Through the fog of the river we see a shack floating. Lights flicker in the windows, and as it draws closer, we realize it is a boat. We are ordered to jump in at speed, and rush to sit inside the boat. Thankfully, it’s a bit warmer than outside.
The boat moves for a while, but just as we are getting used to the warmth, it comes to a stop. It is dawn. A rope is tied around each of our waists, linking us together.
“When I say jump you all jump together and swim to the river bank!” orders one of the guards.
We haven’t had time to even look and locate the shore in the gloom, when another guard yells: “Jump!”
I can’t feel the bottom beneath my feet when I’m in the freezing water and we all frantically swim, or tread water. Then the rope tightens around my waist. We are pulled to shore.
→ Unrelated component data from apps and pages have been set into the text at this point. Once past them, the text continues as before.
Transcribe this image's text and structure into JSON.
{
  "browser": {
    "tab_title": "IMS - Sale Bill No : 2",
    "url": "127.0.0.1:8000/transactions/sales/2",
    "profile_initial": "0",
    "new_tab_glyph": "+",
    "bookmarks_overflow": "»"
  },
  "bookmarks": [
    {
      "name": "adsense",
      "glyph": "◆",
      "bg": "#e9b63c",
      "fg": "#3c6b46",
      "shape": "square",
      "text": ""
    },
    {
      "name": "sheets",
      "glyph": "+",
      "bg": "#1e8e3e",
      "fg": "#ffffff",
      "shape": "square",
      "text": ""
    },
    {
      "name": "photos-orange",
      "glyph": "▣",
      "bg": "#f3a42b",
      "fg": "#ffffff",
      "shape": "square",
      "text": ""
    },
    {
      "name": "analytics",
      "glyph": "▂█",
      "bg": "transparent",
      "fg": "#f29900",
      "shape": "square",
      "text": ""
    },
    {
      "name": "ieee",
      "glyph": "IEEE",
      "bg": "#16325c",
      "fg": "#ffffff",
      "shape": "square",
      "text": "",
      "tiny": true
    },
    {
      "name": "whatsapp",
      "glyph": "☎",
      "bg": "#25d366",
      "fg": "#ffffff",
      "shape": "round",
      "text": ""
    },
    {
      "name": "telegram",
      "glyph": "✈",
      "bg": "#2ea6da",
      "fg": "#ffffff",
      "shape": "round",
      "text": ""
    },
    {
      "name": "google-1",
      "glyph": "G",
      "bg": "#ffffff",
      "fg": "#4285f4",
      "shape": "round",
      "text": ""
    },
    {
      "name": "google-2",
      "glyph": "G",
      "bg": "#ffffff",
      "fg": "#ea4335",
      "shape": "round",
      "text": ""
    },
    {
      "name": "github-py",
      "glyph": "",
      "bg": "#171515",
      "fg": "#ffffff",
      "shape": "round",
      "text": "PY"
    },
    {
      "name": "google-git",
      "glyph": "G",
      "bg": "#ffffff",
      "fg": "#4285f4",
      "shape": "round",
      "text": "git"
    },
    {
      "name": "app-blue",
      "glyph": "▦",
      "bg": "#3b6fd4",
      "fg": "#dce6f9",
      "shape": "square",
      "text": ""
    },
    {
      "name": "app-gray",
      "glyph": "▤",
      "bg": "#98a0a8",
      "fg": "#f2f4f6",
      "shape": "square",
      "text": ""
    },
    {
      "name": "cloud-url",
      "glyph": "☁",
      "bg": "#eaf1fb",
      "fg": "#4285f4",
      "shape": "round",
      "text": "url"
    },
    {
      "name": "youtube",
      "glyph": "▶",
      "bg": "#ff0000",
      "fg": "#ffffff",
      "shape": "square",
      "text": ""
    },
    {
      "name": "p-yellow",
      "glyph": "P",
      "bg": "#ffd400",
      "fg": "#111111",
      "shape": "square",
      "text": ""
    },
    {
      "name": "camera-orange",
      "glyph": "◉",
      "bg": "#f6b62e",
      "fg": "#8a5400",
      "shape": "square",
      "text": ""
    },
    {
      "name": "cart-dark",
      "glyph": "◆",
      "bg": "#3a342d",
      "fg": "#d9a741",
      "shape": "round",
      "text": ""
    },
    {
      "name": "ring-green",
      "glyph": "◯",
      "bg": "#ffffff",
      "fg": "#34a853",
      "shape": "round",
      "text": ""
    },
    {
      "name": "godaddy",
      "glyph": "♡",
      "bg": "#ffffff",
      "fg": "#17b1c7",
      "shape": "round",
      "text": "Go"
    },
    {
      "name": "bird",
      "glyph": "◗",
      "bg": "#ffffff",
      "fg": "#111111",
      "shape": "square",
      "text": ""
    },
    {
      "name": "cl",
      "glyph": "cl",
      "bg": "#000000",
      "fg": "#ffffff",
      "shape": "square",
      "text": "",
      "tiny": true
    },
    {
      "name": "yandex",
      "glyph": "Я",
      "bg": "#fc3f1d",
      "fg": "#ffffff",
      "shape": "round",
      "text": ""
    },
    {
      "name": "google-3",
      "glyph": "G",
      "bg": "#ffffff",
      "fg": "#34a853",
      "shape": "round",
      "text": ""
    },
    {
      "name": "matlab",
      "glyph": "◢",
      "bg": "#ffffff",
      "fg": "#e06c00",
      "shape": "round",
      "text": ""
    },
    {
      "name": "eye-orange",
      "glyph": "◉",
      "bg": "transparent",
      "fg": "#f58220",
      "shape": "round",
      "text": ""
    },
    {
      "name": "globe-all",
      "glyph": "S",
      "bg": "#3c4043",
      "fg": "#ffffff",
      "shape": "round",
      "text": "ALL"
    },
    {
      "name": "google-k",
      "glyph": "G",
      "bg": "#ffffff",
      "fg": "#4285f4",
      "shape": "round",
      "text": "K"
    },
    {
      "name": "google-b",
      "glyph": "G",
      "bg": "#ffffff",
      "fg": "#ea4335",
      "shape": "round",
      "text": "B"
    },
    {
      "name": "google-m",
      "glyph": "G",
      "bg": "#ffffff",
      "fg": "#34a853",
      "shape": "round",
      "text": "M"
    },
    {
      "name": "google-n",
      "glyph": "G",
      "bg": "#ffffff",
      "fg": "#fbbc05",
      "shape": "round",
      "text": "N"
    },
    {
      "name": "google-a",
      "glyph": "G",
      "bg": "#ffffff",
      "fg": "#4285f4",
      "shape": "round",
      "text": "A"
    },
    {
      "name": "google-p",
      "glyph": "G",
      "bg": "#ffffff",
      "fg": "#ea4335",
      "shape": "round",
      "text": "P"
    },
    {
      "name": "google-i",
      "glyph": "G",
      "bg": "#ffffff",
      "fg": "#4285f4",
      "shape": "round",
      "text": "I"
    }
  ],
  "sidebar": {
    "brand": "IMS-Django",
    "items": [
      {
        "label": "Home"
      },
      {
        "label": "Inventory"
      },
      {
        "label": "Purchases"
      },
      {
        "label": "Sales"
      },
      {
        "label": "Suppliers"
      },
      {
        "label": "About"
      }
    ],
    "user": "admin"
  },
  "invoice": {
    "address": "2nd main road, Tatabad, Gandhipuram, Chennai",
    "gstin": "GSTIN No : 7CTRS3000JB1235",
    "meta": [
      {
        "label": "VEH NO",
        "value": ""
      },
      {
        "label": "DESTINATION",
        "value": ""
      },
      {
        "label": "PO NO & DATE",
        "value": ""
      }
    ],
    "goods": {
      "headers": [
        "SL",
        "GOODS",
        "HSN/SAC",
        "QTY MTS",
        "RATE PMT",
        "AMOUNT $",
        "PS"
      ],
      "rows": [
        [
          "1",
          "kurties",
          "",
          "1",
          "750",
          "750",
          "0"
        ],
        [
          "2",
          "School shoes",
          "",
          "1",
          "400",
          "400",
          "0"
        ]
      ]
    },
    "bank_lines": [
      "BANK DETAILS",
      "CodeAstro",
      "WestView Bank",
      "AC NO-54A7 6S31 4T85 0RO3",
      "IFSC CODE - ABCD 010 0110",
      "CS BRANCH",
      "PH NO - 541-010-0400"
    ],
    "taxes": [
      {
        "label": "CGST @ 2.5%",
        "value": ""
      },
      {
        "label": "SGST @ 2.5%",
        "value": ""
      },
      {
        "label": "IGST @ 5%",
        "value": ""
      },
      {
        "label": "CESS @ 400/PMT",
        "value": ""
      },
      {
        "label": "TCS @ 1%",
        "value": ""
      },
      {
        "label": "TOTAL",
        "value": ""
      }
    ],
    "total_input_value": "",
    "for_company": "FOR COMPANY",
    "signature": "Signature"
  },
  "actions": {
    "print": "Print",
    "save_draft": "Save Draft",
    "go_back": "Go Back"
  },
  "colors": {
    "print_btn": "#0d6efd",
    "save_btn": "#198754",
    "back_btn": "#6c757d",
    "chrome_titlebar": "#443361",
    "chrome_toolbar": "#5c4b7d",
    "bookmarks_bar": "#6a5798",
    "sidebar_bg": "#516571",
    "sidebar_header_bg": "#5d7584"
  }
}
We all stand shivering on the river bank. I gulp down air so cold it seems to freeze my heart and lungs. All of us are coughing, our teeth clattering in unison.
We haven’t caught our breath yet when we see bare-chested figures emerge from the forest. They are Japanese teenagers. They are guarded by another group of men with rifles, just as we are. Their hair looks scruffy, their knuckles dark and rubbery, like car tyres. They pass us and don’t even glance in our direction. They run into the river and bathe in the freezing water.
“What are you looking at? Come!” The guard yanks the rope, pulling us into the darkness of the forest.
Soon we are running again. It is difficult with the rope around our waists but we adapt and find rhythm – because the alternative is death!
Eventually we reach a well-trodden footpath. We can see parts of two buildings between trees in the distance. One is low down, the other up a steep hill. The top one is big and beautiful. The one at the bottom is small, roughly-built and uninviting. We are pulled along to the house at the bottom.
I say a silent prayer, hoping it is just us in this house. I’m scared of the other captives we saw when we got off the boat. They looked mean and feral.
Walking in line we enter this house. It is warm inside; the wood in the fireplace crackles. A man with a grim, tense frown appears from another room.
“When the others come back from bathing, you will fight them. They are Anana’s team. They are your enemies. You are my team. My name is Wufen. If you win, I win. I don’t tolerate defeat. Are we clear?”
“Start warming up right now!”
I’m stunned. Our clothes are wet. We are cold, tired and hungry. And now we have to fight?
Tell us: Who do you think the other Japanese boys are?